Every licensed nurse is overseen by the Board of Nursing in his or her state. That board regulates the licenses, continuing education, and any complaints filed against the nurses in the state. If someone files a complaint against you with the nursing board, an investigation process will begin. Here's what you need to know about that process.

Will You Be Notified?

In most cases, when a complaint is filed against you, the nursing board will notify you before they launch their investigation. That notification will include information about the nature of the complaint, as well as an indication of whether or not they are formally launching an investigation into the matter.

However, if the nursing board has reason to believe that notifying you of the complaint could hinder the investigation or affect the process in a negative manner, they may not actually tell you until the investigation itself is complete. This is within their legal rights in an effort to preserve the integrity of the investigative process.
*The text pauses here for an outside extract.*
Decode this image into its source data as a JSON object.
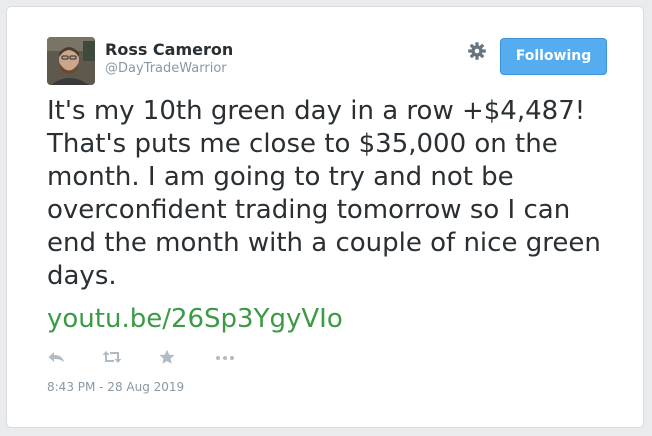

How Long Will the Investigation Take?

The length of the investigation can vary widely depending on the circumstances surrounding the case. It could be over in as little as a few months, or it may continue for as long as a year or more. There is no single guideline or deadline by which a nursing complaint investigation must be completed.

What Happens During the Investigation?

During the investigation, the nursing board will review the complaint that was filed, talk with the complainant, review the patient's case files as well as any other relevant information from the period in question, and gather any other evidence that they deem beneficial.

Once all of the evidence is gathered, they will review the details to determine if they believe that there was a violation in the care provided. If not, the case will be closed with no further action. In some cases, it is closed and the complaint is stricken from your record entirely. This usually happens when there is no foundation for the complaint. However, if the nursing board has any reason to have concerns going forward, they may leave the complaint on your record for a predetermined period of time so that it is available as evidence if something else should happen.

What If the Nursing Board Finds a Violation?

If the nursing board determines that a violation did occur, you will be reprimanded. The result of this reprimand can vary depending on the severity of the violation. It could be anything from mandatory restitution payment to license loss and potential criminal charges.

You may also be given a chance to attend a settlement conference, in which the nursing board reaches a settlement agreement with the complainant, and you will be bound to the terms of that agreement.

For more information, contact a Nursing Licensing Board investigation consultation service.